“In two short days, we will be welcoming 20,000 fellow Canadians” to the city, said Red Deer Mayor Tara Veer at the opening ceremony of the Gary W. Harris Celebration Plaza.
And most of these athletes, coaches and fans will be invited to spend their off-hours in the downtown Plaza, where music and art presentations will be running outdoors or under a large, heated tent.
The weather-related irony is Wednesday’s -19 C was too cold even for outdoor speeches at the Plaza’s official opening.
Most of the ceremony had to be held indoors in the gym of the Central Middle School next door — although the ribbon cutting was later done in front of historic former Central Intermediate School.
David Patterson, president and CEO of the Canada Games Council, admitted everybody’s hoping for a warm-up. “But it is the winter games,” he said — so everybody is also prepared to deal with the cold.
On the positive side, he believes the weekend forecast doesn’t look bad enough so far to think about moving outdoor competitions indoors or to warmer locales.
In his speech, Patterson invited everybody who has worked hard on the Plaza and other Games venues to “enjoy what you’ve done,” and help celebrate unity through sport.
Lyn Radford, chair of the 2019 Canada Winter Games Committee said she’s received great feedback from the community on the preservation of the historical central Intermediate School and its transformation into a cultural hub that will help revitalize the downtown.
“We are incredibly proud and extremely grateful” to everybody who funded the project — including namesake Gary W. Harris, who also contributed generously to the sports facility at Red Deer College — and Joan and Jack Donald, who funded an artwork.
The wall-mounted Unity Through Sport glass and metal depiction of the northern lights was created by local Voyager Art and Tile artists Dawn Detarando and Brian McArthur.
Radford also commended the construction companies who worked on the project, as well as the individuals who contributed towards the vision of turning the old school into “a celebration space in the heart of downtown Red Deer.”

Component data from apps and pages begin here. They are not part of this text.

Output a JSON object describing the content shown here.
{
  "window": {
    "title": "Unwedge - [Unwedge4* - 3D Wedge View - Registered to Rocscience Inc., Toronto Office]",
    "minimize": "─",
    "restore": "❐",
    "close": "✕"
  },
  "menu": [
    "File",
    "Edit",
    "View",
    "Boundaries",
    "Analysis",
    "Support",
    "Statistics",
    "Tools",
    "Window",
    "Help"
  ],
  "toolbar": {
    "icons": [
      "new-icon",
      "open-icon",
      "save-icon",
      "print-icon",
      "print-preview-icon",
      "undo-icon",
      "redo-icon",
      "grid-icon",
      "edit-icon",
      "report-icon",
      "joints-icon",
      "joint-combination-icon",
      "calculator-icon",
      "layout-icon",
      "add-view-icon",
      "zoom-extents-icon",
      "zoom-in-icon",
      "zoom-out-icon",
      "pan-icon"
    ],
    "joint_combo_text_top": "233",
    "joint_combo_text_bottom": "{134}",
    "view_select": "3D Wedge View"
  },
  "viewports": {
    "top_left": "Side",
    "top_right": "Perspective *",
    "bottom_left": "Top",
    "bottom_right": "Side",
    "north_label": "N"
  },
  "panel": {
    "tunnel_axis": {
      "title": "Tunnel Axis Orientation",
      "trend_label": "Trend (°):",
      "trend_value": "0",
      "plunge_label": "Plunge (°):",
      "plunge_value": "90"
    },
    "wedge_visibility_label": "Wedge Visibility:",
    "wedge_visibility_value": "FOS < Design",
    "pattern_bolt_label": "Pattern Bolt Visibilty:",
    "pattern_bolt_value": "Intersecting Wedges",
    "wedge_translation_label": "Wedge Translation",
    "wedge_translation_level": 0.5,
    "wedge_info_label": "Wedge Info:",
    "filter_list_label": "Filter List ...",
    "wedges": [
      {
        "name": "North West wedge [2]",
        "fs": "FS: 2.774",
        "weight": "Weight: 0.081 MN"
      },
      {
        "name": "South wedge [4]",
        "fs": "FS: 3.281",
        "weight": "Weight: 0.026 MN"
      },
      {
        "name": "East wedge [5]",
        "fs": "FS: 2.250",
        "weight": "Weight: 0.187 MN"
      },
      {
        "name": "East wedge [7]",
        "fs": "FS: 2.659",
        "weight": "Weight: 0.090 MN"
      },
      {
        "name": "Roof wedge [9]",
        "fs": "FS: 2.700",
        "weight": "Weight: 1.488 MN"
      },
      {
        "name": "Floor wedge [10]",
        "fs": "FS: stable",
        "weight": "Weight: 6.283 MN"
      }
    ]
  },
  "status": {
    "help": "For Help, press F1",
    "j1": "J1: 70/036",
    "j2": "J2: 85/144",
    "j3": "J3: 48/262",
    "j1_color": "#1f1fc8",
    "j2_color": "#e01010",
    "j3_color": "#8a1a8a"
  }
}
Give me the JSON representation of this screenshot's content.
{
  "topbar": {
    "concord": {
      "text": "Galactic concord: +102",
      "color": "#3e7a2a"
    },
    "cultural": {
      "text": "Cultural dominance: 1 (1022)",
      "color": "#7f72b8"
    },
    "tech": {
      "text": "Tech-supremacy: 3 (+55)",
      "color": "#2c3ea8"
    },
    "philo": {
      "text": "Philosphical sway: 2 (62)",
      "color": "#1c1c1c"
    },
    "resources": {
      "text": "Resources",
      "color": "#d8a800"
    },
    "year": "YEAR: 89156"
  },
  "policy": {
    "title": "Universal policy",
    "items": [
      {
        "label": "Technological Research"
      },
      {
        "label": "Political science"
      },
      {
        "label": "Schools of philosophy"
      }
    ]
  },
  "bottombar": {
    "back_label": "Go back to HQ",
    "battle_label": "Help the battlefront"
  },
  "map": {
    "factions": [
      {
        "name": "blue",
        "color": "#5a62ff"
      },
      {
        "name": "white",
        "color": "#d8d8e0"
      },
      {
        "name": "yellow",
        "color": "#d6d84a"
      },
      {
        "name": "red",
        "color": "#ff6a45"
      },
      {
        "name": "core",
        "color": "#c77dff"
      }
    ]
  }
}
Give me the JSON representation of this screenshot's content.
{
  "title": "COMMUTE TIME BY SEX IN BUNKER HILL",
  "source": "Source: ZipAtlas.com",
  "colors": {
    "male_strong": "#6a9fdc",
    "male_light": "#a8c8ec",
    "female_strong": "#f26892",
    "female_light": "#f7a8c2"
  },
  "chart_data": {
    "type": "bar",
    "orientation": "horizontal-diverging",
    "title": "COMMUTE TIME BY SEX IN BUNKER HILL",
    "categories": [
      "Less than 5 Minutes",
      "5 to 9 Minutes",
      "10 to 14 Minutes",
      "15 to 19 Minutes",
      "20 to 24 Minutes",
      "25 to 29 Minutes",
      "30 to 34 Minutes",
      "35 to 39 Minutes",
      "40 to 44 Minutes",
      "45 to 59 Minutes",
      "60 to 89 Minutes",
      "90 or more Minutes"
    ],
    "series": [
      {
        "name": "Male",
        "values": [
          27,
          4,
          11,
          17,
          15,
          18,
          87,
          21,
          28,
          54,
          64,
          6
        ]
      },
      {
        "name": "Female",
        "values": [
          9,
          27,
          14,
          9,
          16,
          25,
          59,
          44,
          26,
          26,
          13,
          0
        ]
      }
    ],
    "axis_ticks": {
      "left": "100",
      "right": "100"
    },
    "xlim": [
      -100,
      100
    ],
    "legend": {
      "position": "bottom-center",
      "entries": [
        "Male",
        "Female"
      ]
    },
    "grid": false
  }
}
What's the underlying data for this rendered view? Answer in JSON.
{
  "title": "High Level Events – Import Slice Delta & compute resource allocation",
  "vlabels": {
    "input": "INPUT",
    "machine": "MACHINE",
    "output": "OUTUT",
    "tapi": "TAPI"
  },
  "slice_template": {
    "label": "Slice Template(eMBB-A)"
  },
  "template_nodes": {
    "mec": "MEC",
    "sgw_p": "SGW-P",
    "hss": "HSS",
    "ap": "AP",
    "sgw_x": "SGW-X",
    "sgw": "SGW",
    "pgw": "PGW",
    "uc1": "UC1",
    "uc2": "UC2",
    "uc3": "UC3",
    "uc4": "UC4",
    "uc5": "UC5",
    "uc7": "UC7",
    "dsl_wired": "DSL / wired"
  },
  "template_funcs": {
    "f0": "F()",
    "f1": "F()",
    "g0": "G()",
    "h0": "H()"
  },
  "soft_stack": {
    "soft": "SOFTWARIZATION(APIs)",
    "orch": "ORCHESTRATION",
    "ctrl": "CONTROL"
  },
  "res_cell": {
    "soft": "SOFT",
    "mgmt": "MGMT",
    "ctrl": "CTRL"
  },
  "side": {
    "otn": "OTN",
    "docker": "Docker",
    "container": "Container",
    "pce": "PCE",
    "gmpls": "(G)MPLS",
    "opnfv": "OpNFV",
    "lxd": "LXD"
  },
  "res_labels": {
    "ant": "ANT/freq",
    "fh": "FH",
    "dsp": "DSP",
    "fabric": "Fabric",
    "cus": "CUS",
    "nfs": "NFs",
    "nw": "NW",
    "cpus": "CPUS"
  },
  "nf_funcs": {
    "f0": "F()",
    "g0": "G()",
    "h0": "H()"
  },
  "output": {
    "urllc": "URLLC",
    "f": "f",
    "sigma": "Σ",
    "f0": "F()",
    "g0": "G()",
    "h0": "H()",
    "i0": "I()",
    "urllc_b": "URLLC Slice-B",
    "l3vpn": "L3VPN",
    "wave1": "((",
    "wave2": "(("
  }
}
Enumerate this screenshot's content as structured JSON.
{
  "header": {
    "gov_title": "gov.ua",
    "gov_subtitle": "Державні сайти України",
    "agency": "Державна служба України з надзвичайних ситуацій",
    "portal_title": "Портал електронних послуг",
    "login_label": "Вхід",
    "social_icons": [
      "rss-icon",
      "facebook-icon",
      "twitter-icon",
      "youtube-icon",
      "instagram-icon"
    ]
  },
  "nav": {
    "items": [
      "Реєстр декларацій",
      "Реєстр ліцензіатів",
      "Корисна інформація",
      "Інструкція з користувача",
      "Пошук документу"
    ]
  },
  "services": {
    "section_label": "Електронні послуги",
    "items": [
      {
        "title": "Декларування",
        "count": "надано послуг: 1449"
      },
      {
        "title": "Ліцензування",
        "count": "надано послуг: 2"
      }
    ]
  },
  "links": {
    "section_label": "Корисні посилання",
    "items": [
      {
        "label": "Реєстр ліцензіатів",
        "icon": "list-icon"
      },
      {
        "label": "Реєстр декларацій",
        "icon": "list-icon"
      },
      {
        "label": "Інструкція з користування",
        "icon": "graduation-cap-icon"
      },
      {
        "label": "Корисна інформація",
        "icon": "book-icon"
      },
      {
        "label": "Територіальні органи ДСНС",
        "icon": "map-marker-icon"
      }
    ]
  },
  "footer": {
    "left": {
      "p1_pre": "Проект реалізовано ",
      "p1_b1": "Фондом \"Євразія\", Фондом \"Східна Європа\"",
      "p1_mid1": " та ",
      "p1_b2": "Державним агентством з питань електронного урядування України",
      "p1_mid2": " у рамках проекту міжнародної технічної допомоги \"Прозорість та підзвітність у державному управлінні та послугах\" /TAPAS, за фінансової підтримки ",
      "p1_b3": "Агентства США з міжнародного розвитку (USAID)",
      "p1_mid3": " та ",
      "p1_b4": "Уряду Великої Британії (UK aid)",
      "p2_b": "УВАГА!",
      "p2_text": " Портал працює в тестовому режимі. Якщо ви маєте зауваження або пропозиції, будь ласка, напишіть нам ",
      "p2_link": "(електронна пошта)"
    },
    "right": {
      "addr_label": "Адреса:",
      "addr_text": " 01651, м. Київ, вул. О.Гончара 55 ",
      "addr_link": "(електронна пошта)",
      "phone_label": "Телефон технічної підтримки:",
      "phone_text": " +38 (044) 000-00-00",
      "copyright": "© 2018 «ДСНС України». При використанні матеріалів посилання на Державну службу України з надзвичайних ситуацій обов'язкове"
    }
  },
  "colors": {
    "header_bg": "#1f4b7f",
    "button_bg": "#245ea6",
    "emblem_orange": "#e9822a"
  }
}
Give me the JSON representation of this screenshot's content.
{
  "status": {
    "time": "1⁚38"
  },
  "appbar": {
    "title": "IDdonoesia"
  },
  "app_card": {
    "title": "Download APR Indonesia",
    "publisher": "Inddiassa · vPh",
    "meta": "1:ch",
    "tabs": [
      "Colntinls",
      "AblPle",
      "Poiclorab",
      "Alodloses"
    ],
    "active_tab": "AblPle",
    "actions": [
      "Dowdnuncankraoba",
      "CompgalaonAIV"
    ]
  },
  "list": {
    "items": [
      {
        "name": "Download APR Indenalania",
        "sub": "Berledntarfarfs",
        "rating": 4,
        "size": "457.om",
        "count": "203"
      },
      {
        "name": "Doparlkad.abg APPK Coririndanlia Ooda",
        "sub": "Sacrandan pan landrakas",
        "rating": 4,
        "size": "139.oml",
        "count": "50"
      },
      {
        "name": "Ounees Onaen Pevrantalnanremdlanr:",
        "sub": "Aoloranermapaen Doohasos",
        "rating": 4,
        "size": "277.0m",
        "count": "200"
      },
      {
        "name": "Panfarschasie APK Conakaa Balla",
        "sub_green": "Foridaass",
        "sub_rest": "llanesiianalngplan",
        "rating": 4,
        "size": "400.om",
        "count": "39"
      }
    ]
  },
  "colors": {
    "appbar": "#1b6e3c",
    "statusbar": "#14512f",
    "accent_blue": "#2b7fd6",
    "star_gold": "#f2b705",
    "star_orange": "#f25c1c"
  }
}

Present was Red Deer Public School Board representative Bev Manning, who presided over signing over the old school to the City of Red Deer, to be turned into a culture centre this summer.
The inclusive and accessible Plaza in the former school yard will be hosting the 52 degrees North Music and Cultural Festival during the Games, and will remain as a legacy for future city festivals that enhance the local culture scene and invigorate the downtown.